Red velvet cake is a sentimental favorite, but according to several sources, it's not technically Southern. But I'd definitely agree with fried pies. Around here, Damson plum pie is an old tradition, if you can lay your hands on Damsons. Coconut cake is a lot of work, but it's also a sentimental favorite, and pecan pie fits anywhere in the South.

Other than that, I'd go with the general acclaim for banana pudding, and you can make it in large quantities.


Kathleen Purvis, food editor, The Charlotte (NC) Observer

Share this post


Link to post
Share on other sites

Pecan or chess pies seasoned with a good bourbon

Various fruit cobblers, crisps or slumps

Persimmon pudding


Tom Tyson

Share this post


Link to post
Share on other sites

How about Coca-Cola Cake or "Better than sex" Cake (which it isn't).

Share this post


Link to post
Share on other sites

How about Coca-Cola Cake or "Better than sex" Cake (which it isn't).

Hmfph. That's a matter of opinion! :raz:


"Commit random acts of senseless kindness"

Share this post


Link to post
Share on other sites

  • Similar Content

    • By ltjazz
      Hey all,
       
      I've made thicker and creamier sorbets with 25% to 35% sugar strained fruit purees and sugar, syrups, and other stabilizers that have worked well. However, because it's so much fruit and little to no water it can be an expensive project.
       
      I am trying to make "Water Ice" or "Italian Ice" in my home ice cream machine. Think of textures similar to Rita's Water Ice, Court Pastry Shop, or Miko's in Chicago. It eats much lighter than a sorbet but isn't really icy, but it's also not thick like sorbet. Ritas uses "flavoring" and sugar, while the other two use fruit juice. I'm thinking of thinning the strained fruit juice with water and adding a stabilizer, but I'm having trouble getting this in my home ice cream machine without it freezing solid like granita.
       
      Can anyone suggest a way to use real fruit juice, water, and a combination and concentration of stabilizers to get a looser, frozen fruit dessert that isn't icy?
    • By Lam
      So I've been looking for the ultimate matcha brownies (technically blondies but it just doesn't have the same ring to it). I've made chewy and fudgy regular brownies, but I find white chocolate based blondies to be much trickier. I have made a few matcha brownie recipes in the past, but they all came out sad and cakey. So I have taken it upon myself to come up with my own recipe. My matcha brownies came out very moist and "fudgy" but not chewy. I'm thinking next time I should try using vegetable oil instead of butter and only dark brown sugar. 


    • By Mette
      I've searched high and low for a recipe for lemon mousse, firm enough to make little 'eggs' to go on a dessert plate.
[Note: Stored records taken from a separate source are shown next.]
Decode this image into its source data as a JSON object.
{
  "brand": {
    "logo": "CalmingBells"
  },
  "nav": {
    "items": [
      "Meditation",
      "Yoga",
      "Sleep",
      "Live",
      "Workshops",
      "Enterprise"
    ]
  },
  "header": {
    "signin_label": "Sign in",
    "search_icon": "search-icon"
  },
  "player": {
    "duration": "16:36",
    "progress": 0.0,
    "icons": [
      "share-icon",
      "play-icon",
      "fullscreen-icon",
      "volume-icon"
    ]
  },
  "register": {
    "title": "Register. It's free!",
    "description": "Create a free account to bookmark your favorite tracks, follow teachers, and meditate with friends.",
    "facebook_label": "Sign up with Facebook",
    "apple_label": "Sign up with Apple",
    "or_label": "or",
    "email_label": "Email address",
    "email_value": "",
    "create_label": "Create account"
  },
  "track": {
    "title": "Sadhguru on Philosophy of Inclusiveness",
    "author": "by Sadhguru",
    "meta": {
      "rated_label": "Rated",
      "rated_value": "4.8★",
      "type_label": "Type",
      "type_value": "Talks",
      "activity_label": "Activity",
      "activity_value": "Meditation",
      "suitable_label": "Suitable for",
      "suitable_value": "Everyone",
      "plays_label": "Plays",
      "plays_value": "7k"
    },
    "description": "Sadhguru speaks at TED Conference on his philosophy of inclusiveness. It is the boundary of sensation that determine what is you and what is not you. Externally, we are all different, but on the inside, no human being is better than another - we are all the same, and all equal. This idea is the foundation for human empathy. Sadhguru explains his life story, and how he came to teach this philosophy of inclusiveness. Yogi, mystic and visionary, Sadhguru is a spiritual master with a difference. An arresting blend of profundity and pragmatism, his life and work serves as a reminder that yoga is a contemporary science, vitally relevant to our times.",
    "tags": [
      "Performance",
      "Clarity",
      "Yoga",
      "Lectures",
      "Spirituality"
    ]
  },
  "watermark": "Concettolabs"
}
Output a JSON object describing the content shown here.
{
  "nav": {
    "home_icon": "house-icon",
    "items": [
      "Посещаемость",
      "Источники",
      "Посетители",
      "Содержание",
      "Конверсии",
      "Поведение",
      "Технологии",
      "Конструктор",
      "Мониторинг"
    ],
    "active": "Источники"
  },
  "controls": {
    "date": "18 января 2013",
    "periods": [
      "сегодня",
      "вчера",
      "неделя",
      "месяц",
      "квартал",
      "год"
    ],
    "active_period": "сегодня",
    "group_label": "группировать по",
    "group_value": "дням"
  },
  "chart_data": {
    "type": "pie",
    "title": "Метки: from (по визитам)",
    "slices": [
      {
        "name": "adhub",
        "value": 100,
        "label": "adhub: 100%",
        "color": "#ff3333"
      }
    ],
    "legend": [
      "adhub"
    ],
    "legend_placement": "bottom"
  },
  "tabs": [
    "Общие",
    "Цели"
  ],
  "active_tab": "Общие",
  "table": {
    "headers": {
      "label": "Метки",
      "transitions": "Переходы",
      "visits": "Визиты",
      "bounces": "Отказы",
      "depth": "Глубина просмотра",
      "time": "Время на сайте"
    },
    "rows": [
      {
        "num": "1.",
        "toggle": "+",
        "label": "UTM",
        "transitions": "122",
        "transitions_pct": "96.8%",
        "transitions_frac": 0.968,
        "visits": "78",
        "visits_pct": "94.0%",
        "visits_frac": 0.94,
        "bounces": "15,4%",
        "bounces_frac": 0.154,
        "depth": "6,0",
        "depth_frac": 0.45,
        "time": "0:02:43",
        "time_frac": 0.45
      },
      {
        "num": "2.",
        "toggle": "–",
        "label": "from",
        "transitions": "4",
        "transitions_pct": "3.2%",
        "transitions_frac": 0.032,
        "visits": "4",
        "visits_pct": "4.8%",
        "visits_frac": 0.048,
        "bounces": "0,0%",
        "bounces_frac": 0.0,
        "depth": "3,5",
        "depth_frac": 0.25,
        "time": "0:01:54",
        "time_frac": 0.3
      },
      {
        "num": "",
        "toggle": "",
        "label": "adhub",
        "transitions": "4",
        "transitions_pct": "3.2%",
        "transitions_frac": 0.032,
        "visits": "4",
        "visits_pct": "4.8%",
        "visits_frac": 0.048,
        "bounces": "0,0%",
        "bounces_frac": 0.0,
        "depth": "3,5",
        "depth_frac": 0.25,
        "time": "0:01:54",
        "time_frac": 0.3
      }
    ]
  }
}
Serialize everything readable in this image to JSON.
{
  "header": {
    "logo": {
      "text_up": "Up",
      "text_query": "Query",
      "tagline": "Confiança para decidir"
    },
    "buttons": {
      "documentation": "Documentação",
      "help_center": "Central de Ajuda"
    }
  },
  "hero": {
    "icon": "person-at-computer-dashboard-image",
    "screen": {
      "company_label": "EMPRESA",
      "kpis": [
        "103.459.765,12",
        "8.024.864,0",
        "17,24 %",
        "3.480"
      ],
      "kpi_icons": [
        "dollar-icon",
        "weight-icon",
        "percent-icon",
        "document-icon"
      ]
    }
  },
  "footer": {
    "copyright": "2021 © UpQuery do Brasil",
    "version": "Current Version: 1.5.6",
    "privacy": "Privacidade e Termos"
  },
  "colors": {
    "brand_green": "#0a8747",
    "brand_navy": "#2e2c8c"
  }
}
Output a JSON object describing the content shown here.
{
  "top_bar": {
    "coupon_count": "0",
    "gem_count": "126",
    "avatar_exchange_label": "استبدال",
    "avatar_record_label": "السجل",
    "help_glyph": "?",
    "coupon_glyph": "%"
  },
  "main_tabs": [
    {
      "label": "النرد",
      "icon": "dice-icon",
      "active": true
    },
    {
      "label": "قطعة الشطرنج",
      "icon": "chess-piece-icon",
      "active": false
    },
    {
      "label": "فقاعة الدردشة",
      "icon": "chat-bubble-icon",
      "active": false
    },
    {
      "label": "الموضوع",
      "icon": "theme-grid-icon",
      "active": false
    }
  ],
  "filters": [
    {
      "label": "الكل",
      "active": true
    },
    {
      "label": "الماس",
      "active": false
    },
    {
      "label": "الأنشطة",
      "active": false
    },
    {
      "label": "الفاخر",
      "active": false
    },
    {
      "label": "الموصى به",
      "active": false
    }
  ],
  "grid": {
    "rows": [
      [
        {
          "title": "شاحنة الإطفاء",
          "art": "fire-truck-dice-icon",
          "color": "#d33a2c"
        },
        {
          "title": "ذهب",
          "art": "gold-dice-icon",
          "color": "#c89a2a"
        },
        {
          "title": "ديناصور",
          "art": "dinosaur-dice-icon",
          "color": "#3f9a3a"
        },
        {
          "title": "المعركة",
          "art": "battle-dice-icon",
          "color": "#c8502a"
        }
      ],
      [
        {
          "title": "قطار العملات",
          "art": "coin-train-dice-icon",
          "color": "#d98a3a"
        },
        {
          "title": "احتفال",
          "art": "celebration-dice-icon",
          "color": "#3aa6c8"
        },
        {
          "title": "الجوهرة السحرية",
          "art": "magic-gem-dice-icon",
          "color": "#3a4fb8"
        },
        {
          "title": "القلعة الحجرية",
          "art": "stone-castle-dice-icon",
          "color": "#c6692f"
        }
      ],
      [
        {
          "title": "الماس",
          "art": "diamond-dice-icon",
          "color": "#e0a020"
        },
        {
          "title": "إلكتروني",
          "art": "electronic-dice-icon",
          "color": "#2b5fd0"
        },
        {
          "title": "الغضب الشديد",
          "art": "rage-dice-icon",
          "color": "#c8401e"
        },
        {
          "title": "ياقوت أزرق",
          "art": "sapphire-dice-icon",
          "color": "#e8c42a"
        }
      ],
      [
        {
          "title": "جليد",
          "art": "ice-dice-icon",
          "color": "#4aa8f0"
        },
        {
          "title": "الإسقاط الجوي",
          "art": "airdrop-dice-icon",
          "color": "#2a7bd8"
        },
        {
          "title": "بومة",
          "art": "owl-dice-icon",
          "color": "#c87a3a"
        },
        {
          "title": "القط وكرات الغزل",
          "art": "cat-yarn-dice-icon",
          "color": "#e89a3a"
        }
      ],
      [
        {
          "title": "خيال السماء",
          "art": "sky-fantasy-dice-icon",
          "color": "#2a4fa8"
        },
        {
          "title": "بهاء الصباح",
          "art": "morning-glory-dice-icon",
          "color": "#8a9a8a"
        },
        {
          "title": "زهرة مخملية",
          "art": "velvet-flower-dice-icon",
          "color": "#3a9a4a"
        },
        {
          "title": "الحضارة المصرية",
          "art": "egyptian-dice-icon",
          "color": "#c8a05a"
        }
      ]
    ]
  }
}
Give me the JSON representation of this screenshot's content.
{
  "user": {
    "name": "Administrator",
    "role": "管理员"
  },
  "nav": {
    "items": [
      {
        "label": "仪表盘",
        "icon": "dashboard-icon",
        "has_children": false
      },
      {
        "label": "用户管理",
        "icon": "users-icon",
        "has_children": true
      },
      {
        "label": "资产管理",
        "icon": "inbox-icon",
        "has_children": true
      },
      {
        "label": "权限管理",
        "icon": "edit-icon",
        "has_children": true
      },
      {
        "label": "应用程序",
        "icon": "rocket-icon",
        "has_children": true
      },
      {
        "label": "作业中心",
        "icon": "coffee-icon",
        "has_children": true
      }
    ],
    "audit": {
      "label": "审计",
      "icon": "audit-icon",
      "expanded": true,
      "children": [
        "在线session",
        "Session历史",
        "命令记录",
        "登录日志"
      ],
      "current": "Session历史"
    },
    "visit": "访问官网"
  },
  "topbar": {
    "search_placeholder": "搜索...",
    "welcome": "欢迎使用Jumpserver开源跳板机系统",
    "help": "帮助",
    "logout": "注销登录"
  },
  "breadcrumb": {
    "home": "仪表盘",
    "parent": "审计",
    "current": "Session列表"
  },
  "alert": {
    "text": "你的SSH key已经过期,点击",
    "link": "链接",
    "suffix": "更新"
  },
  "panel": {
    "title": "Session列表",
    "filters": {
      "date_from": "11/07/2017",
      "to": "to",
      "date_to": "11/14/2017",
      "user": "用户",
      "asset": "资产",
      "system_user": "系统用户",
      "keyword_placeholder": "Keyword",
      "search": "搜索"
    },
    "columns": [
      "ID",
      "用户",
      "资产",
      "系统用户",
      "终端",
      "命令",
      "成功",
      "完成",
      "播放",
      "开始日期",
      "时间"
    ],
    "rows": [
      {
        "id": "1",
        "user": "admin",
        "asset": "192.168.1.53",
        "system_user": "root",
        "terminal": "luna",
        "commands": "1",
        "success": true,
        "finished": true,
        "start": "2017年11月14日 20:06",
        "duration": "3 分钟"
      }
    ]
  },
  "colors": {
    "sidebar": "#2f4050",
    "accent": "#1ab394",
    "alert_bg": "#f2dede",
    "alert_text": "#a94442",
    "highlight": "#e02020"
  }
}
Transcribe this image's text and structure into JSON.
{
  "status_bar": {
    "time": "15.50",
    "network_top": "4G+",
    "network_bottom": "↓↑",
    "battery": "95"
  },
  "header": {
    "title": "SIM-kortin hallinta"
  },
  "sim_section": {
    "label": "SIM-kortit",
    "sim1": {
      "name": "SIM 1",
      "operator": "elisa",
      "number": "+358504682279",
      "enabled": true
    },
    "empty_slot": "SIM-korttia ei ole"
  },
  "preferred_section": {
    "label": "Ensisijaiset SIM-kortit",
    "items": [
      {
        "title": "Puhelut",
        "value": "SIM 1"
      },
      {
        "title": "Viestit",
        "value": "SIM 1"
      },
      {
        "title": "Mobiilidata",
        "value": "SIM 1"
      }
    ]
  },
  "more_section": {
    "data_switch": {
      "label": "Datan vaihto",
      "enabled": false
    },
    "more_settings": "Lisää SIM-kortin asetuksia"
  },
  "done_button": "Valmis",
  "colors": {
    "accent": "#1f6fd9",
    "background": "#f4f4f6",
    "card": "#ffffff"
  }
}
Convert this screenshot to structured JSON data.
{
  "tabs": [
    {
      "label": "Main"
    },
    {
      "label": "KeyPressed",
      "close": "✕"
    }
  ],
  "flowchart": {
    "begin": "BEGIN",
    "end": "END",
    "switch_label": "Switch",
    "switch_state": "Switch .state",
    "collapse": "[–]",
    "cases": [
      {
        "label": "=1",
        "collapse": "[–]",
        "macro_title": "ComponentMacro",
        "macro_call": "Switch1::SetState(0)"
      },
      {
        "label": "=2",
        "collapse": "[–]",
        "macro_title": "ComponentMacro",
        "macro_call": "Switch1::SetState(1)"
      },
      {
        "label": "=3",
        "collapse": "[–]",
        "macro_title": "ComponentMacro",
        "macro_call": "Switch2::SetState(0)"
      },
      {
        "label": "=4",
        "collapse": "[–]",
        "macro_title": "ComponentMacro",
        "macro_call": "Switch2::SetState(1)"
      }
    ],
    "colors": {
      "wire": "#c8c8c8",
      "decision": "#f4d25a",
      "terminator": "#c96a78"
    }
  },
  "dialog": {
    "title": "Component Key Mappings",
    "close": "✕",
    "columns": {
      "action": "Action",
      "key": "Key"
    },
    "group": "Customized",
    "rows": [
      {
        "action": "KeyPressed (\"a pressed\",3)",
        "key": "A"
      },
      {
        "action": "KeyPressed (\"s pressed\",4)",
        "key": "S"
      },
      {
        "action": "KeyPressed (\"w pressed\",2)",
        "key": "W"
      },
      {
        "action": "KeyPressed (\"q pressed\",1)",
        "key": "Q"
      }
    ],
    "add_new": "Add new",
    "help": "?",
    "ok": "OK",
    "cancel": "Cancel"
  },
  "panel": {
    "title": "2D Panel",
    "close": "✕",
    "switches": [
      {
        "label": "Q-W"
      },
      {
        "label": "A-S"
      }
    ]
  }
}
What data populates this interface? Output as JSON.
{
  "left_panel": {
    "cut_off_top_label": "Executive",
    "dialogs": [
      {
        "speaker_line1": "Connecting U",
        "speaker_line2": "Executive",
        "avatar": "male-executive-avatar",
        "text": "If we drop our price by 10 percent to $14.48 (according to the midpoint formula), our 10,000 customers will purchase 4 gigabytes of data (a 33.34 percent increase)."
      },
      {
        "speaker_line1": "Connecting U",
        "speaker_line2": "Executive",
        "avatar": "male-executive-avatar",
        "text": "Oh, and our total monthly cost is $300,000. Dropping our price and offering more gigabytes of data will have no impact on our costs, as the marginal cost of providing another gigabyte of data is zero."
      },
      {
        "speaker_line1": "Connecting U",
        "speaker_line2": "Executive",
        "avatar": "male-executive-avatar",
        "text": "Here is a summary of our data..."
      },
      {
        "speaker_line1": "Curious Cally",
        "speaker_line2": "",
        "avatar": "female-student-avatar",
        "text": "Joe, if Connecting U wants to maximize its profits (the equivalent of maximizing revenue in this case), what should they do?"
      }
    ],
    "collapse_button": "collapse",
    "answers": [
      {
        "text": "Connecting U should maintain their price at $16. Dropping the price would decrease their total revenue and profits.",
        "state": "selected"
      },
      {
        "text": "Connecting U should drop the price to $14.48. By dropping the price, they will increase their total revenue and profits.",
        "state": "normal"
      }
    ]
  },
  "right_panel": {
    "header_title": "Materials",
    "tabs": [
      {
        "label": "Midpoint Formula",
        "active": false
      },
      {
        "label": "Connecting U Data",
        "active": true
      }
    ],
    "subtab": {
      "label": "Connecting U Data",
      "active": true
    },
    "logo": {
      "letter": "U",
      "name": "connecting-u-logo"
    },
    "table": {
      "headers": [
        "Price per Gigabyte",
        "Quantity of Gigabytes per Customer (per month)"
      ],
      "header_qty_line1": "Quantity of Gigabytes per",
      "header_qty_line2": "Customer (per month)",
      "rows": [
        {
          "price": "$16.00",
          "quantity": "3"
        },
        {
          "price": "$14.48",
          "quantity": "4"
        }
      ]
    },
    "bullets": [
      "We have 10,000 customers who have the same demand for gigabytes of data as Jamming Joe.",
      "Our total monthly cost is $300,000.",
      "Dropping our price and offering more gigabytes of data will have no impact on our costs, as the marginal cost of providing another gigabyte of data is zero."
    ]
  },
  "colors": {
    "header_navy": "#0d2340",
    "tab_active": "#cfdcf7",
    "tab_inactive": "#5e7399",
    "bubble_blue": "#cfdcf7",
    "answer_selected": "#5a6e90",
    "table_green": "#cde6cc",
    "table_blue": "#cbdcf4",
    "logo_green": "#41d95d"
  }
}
Ideally, it should not be based on lemon curd or lemon cream, but just plain old lemons.
      Also, please throw me the best chocolate mousse recipe EVER - I'm in a mousse phase....
      Thanks in advance.
    • By B Edulis
      Once again, I tried to recreate my mother's shortbread cookies, using her recipe, and they didn't turn out. They were so crumbly they fell apart when you picked them up. I'm very attached to this particular recipe -- she told me that she got it from the first boy who ever kissed her, whose Scottish mother was renowned for them. That's one way to get a recipe!) She made them at all holidays. Here the recipe:
      1 cup of butter
      1/2 cup of sugar
      2 cups of flour
      pinch salt
      I've been creaming the butter and suger and adding the flour, chilling it and rolling it out and baking them at about 300 degrees. They spread more than hers did and they're just way crumbly. The taste is good, though.
      I wish I could as her for advice, but she's no longer with us -- can anyone help me?
    • By maui420
      last night was my first attempt at a blueberry coffecake. it came out awesome but i felt that the topping part could be better. basicall, from the top of my head, it was 1 cup of brown sugar, 2/3 c flour, 1/2 cup of small diced up butter, and some cinnamon.
      the topping came out ok but seemed a little "grainy" like sandy and didnt have that crumbly bubbly style top.
      suggestions? thanks. will post pics next time.
  • Recently Browsing   0 members

    No registered users viewing this page.